This past week I spent a lot of time reading “Cosmic Consciousness,” by Richard Maurice Bucke. Bucke was an M.D. who had the mystical experience when he was 36 years old. The experience never repeated itself, but Bucke was so moved by the experience that he decided to research the mystical experience and write a book about others who have had it. His book was published in 1901.
Bucke wrote of both famous and ordinary people who have had a mystical experience, or as he put it, attained “cosmic consciousness.” He includes in his study people like Walt Whitman, Plotinus, Socrates, Balzac and others. Some of these people wrote better descriptions of the experience than others. I plan to post some of them here. The best place to start, no doubt, is with Dr. Bucke’s own personal mystical experience. He writes (describing his experience in the third person):
It was in the early spring at the beginning of his thirty-sixth year. He and two friends had spent the evening reading Wordsworth, Shelley, Keats, Browning, and especially Whitman. They parted at midnight, and he had a long drive in a hansom (it was in an English city). His mind deeply under the influences of the ideas, images and emotions called up by the reading and talk of the evening, was calm and peaceful. He was in a state of quiet, almost passive enjoyment. All at once, without warning of any kind, he found himself wrapped around as it were by a flame colored cloud. For an instant he thought of fire, some sudden conflagration in the great city, the next he knew that the light was within himself. Directly afterwards came upon him a sense of exultation, of immense joyousness, accompanied or immediately followed by an intellectual illumination quite impossible to describe. Into his brain streamed one momentary lightning-flash of the Brahmic Splendor which has ever since lightened his life; upon his heart fell one drop of Brahmic Bliss, leaving thenceforward for always an after taste of heaven. Among other things…he saw and knew that the Cosmos is not dead matter but a living Presence, that the soul of man is immortal, that the universe is so built and ordered that without any peradventure all things work together for the good of each and all, that the foundation principle of the world is what we call love and that the happiness of every one is in the long run absolutely certain. He claims that he learned more within the few seconds during which the illumination lasted that in previous months or even years of study, and that he learned much that no study could ever have taught.
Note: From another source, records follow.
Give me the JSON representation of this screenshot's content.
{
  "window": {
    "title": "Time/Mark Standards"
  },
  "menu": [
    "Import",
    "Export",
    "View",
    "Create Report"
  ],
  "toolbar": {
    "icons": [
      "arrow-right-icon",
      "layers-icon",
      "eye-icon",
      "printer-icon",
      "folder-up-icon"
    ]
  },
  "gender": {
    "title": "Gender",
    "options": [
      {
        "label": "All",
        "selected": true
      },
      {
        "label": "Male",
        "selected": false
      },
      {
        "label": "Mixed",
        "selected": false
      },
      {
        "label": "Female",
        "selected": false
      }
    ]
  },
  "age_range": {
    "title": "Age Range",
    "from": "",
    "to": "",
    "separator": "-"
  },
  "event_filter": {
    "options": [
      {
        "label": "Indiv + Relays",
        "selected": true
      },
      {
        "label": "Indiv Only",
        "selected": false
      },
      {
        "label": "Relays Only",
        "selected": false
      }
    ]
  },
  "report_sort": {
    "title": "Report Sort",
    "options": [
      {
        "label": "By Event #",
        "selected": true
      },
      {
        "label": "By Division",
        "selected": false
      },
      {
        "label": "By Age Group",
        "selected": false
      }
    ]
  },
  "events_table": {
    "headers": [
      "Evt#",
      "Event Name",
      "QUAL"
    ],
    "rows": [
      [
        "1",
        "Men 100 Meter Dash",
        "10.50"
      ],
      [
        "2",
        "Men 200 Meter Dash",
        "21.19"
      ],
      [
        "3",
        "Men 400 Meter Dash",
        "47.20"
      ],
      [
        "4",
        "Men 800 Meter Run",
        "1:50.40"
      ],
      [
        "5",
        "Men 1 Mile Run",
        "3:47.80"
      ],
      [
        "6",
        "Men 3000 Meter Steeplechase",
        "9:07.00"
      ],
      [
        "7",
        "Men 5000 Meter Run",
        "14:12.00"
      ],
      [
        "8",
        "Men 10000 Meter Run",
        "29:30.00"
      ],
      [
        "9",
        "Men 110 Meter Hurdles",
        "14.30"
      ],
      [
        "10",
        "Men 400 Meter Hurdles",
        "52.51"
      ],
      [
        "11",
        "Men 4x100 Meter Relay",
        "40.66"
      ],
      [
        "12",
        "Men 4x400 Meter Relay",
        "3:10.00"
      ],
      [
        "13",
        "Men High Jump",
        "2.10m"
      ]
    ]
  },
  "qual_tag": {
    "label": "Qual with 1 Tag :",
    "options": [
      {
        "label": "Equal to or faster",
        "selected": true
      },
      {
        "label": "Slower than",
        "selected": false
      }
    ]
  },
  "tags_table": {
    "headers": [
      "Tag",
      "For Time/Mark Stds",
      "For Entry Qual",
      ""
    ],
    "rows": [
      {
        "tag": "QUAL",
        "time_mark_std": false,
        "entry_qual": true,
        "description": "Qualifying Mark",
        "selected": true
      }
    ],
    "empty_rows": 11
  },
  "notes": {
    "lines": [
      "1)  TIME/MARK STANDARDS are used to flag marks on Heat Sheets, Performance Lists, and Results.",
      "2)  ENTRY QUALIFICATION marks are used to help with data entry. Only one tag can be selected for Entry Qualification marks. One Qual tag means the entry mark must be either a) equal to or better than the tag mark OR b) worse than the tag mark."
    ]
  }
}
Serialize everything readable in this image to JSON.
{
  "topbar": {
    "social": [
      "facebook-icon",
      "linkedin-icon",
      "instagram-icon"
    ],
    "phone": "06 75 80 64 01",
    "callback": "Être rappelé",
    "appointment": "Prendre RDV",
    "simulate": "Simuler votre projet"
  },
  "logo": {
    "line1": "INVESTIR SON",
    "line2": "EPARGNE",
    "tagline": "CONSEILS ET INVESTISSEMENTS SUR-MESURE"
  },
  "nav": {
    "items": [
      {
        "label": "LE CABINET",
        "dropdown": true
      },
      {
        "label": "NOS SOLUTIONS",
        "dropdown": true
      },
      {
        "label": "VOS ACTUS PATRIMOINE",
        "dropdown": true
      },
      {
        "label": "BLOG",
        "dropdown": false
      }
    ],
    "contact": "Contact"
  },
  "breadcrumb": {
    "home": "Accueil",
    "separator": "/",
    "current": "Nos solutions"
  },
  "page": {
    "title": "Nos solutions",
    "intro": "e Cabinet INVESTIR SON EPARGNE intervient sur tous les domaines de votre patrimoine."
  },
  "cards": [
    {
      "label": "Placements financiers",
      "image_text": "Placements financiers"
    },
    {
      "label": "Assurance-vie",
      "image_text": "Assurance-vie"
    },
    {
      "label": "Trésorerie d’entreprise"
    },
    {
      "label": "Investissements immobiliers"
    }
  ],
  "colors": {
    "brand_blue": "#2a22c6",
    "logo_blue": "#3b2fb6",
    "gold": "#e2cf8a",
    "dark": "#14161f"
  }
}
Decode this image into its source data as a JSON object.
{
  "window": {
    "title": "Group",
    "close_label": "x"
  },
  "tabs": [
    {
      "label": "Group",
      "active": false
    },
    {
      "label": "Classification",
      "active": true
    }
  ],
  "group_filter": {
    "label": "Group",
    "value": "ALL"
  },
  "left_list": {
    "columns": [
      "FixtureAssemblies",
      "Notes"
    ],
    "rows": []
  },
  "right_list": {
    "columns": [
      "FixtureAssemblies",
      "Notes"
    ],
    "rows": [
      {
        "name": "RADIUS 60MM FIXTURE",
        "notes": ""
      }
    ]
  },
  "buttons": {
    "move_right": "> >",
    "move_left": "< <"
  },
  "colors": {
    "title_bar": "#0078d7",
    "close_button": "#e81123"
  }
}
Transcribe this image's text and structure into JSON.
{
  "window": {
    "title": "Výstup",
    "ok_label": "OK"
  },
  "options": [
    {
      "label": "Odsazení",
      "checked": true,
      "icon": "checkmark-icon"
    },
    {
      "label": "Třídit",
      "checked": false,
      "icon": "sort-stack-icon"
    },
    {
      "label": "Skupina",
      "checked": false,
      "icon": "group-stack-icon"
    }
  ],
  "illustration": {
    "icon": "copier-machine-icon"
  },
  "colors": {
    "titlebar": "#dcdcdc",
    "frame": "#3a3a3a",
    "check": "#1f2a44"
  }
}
The illumination itself continued not more than a few moments, but its effects proved ineffaceable; it was impossible for him ever to forget what he at that time saw and knew, neither did he, or could he, ever doubt the truth of what was then presented to his mind.
Robert Ringer, in his book “Action,” also talks about the mystical experience and cites one described by Harold W. Percival, who in his book “Thinking and Destiny” wrote:
From November of 1892 I passed through astonishing and crucial experiences, following which, in the spring of 1893, there occured the most extraordinary event of my life. I had crossed 14th Avenue, in New York City. Cars and people were hurrying by. While stepping up to the northeast corner curbstone, Light, greater than that of myriads of suns opened in the center of my head. In that instant or point, eternities were apprehended. There was no time. Distance and dimensions were not in evidence….I was conscious of Consciousness as the Ultimate and Absolute Reality….It would be futile to attempt description of the sublime grandeur and power and order and relation in poise of what I was then consicous. Twice during the next fourteen years, for a long time on each occasion, I was conscious of Consciousness. But during that time I was conscious of no more than I had been conscious of it in that first moment.